From the window of our minibus I can see red dust everywhere. And I mean everywhere. It’s forming a thick layer over car windscreens, gathering on the umbrellas of the market stalls that stretch as far as the eye can see. And there are children playing in it. Young children – babies – crawling in the dust outside their homes.
It’s the first day of my visit to Uganda and I’m travelling towards Ntwetwe, one of two communities where World Vision is at work. As the scenery changed from traffic jams and high-rises, to banana and coffee plantations, I watched young boys working with their dads to make bricks. I saw groups of children walking up and down steep hillsides to get home from school. And little girls, probably no more than five or six years old, carrying water on their heads in large yellow buckets and jerry cans, even long after darkness had fallen.
Life for children here couldn’t be more different from life for my children in the UK. Or more heartbreaking; I think the image of babies crawling in the dust will stay with me for a long time. Yet, if you sponsor a child in Uganda, you are here too. And earlier today, I caught a glimpse of the joy and hope that your sponsorship brings.
I spent a few hours this morning at the head office of World Vision Uganda, in Kampala. This was for a security briefing. But I also had a chance to see what happens to letters from sponsors when they get to Uganda.
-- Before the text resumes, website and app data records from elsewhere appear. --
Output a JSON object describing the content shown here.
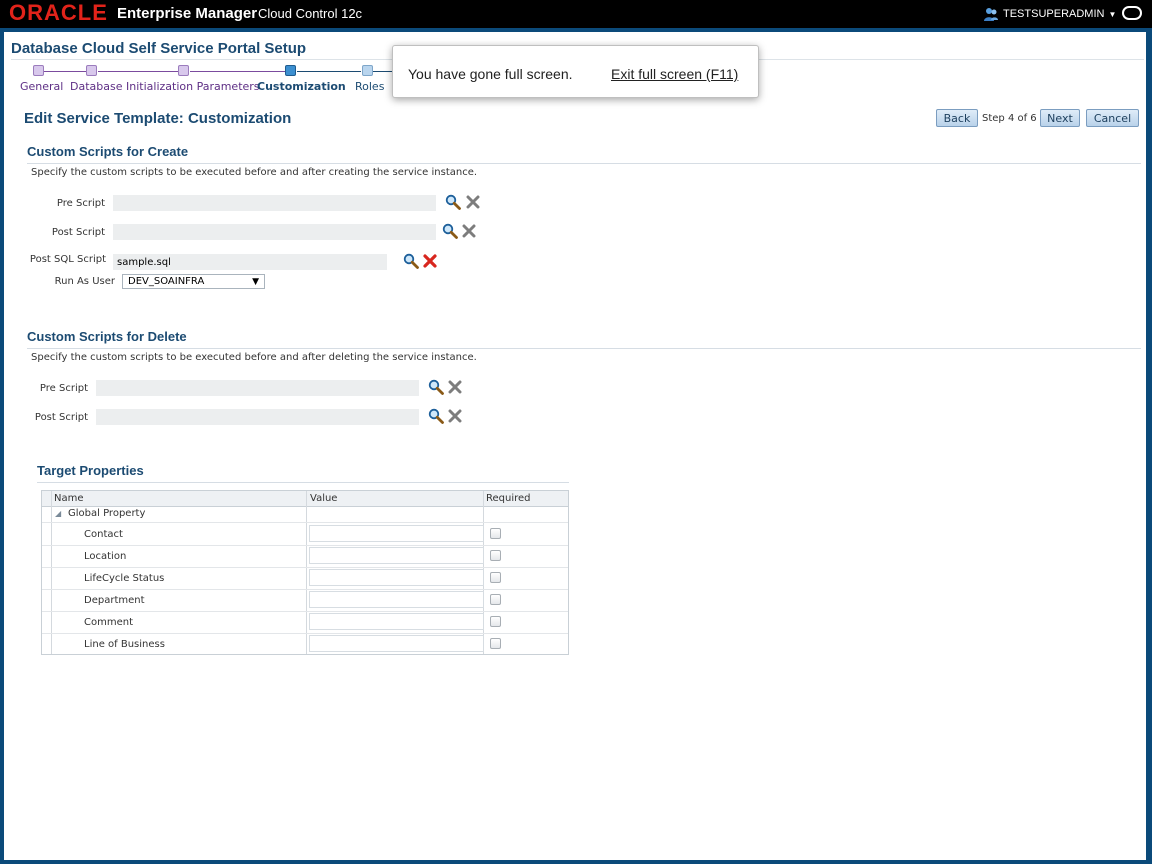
{
  "header": {
    "logo": "ORACLE",
    "product": "Enterprise Manager",
    "edition": "Cloud Control 12c",
    "user": "TESTSUPERADMIN"
  },
  "page_title": "Database Cloud Self Service Portal Setup",
  "train": {
    "steps": [
      {
        "label": "General",
        "state": "visited"
      },
      {
        "label": "Database",
        "state": "visited"
      },
      {
        "label": "Initialization Parameters",
        "state": "visited"
      },
      {
        "label": "Customization",
        "state": "current"
      },
      {
        "label": "Roles",
        "state": "future"
      }
    ]
  },
  "edit_title": "Edit Service Template: Customization",
  "nav": {
    "back": "Back",
    "step": "Step 4 of 6",
    "next": "Next",
    "cancel": "Cancel"
  },
  "create_section": {
    "title": "Custom Scripts for Create",
    "instruction": "Specify the custom scripts to be executed before and after creating the service instance.",
    "pre_script_label": "Pre Script",
    "pre_script_value": "",
    "post_script_label": "Post Script",
    "post_script_value": "",
    "post_sql_label": "Post SQL Script",
    "post_sql_value": "sample.sql",
    "run_as_label": "Run As User",
    "run_as_value": "DEV_SOAINFRA"
  },
  "delete_section": {
    "title": "Custom Scripts for Delete",
    "instruction": "Specify the custom scripts to be executed before and after deleting the service instance.",
    "pre_script_label": "Pre Script",
    "pre_script_value": "",
    "post_script_label": "Post Script",
    "post_script_value": ""
  },
  "target_properties": {
    "title": "Target Properties",
    "columns": {
      "name": "Name",
      "value": "Value",
      "required": "Required"
    },
    "group": "Global Property",
    "rows": [
      {
        "name": "Contact",
        "value": "",
        "required": false
      },
      {
        "name": "Location",
        "value": "",
        "required": false
      },
      {
        "name": "LifeCycle Status",
        "value": "",
        "required": false
      },
      {
        "name": "Department",
        "value": "",
        "required": false
      },
      {
        "name": "Comment",
        "value": "",
        "required": false
      },
      {
        "name": "Line of Business",
        "value": "",
        "required": false
      }
    ]
  },
  "fullscreen_toast": {
    "message": "You have gone full screen.",
    "exit_link": "Exit full screen (F11)"
  },
  "colors": {
    "brand_red": "#e2231a",
    "title_blue": "#1c4b72",
    "visited_purple": "#5e2f85",
    "frame_blue": "#0b4a7a"
  }
}
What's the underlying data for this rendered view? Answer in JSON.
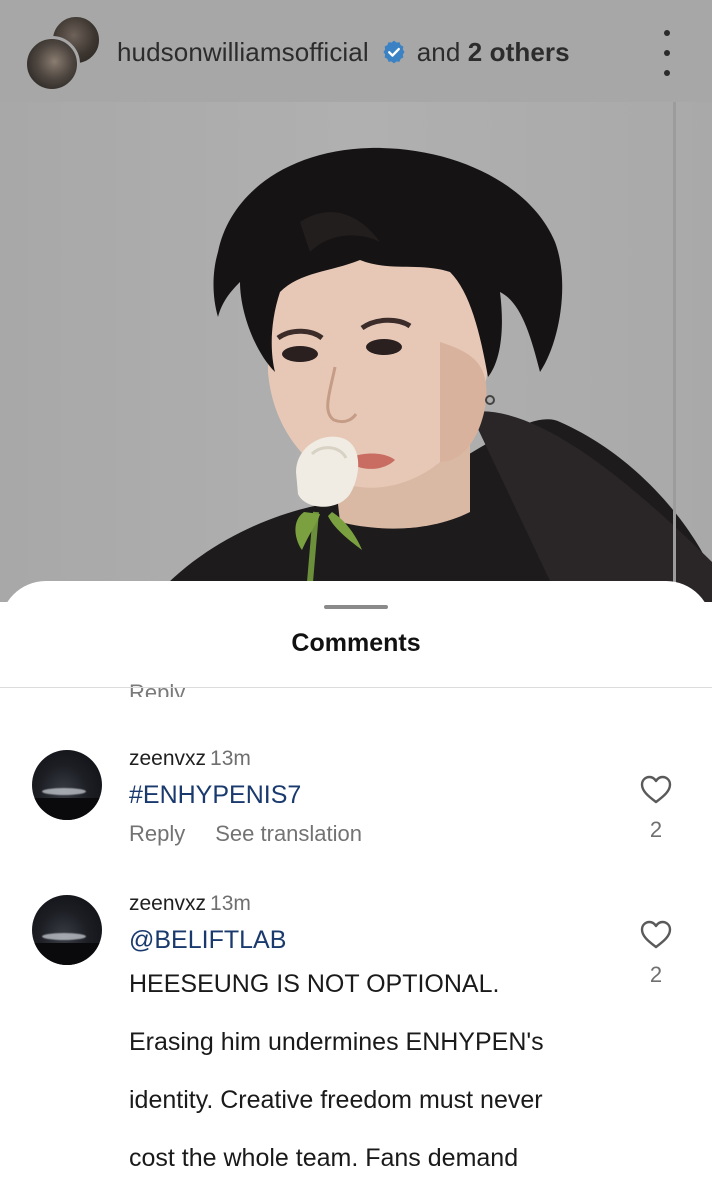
{
  "header": {
    "username": "hudsonwilliamsofficial",
    "and_text": "and",
    "others_text": "2 others",
    "verified_color": "#3b82c4"
  },
  "sheet": {
    "title": "Comments",
    "cut_reply": "Reply"
  },
  "comments": [
    {
      "username": "zeenvxz",
      "time": "13m",
      "text": "#ENHYPENIS7",
      "reply_label": "Reply",
      "translation_label": "See translation",
      "likes": "2"
    },
    {
      "username": "zeenvxz",
      "time": "13m",
      "mention": "@BELIFTLAB",
      "lines": [
        "HEESEUNG IS NOT OPTIONAL.",
        "Erasing him undermines ENHYPEN's",
        "identity. Creative freedom must never",
        "cost the whole team. Fans demand"
      ],
      "likes": "2"
    }
  ],
  "colors": {
    "link": "#1a3a6e",
    "header_bg": "#a7a7a7",
    "muted": "#737373"
  }
}
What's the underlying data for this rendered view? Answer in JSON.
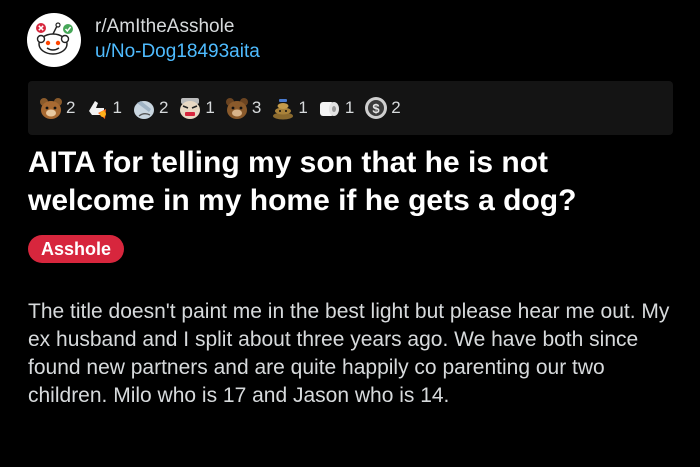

The post room team showed me stack after stack of airmail letters, waiting to go back to sponsors all over the world from children in Uganda. And sack after sack of parcels, letters and cards waiting to be delivered to children in some of Uganda’s hardest places. Including Ntwetwe. I was especially excited to see a pile of birthday cards from sponsors in the UK.
There are tens of thousands of sponsored children in 52 ADPs across Uganda and every letter or parcel they receive is opened and read by someone in this team. It’s their job to make sure it’s as encouraging and appropriate as it can be, and that it gets to exactly the right child, as quickly as possible. They check each one for a child’s ID number, address, sponsor’s name, putting all the clues together to make sure it makes its way to the child who’s waiting for their letter.
Because they are waiting. Those dusty children really can’t wait for the post that they receive.
“When they hear from their sponsor, the children celebrate with joy,” one of the team told me. “They celebrate with their friends and family, and then they write back to their sponsors to say thank you. We know that sponsors celebrate too, when they hear from their children. Everyone celebrates!”
The passion in that small office was contagious. I left that meeting with a real sense of the true meaning of sponsorship, and the joy that the relationship between child and sponsor can bring. I think I saw a little more of that joy later in the day, even amidst all the red dust.
Every child I saw, grubby as they were, was waving and grinning from ear to ear. At first glance, they have nothing. And yet, there was happiness and hope in their eyes.
Tomorrow, when I spend some time with sponsored children and families in Ntwetwe, I hope to learn a little more about where that hope comes from.